§ **Task instructions**
Say how many lines below contain the word "icon". The number is the entire reply.

======== Input data ========

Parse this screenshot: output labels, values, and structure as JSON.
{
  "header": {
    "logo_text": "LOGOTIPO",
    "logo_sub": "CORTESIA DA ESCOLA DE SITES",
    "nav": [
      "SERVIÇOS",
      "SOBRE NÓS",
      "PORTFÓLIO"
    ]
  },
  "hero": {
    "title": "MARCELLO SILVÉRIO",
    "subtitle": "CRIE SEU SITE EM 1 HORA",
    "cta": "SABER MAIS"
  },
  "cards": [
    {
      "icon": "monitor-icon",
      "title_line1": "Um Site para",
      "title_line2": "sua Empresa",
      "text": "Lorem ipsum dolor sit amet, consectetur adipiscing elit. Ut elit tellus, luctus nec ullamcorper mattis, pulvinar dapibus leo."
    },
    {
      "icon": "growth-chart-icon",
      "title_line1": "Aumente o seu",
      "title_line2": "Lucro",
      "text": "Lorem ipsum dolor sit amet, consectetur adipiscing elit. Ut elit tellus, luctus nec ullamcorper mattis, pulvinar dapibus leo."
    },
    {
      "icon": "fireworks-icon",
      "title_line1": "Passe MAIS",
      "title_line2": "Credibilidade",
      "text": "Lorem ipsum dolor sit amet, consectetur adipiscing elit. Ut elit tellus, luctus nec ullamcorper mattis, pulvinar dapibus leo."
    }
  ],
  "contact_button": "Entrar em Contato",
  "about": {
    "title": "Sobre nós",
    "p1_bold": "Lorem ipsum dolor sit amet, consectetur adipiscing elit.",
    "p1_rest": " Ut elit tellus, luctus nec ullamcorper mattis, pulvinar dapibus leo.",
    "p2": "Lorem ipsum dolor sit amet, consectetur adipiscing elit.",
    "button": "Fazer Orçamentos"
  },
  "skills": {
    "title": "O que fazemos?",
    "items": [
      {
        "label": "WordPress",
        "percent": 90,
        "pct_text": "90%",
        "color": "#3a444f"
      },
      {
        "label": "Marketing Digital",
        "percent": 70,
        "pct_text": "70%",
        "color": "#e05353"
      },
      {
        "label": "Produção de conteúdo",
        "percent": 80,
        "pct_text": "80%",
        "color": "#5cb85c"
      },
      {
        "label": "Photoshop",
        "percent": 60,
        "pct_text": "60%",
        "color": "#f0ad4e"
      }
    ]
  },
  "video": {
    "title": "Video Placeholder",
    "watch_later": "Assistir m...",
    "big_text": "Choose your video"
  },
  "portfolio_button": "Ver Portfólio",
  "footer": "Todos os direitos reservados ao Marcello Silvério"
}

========

§ **Written solution**
3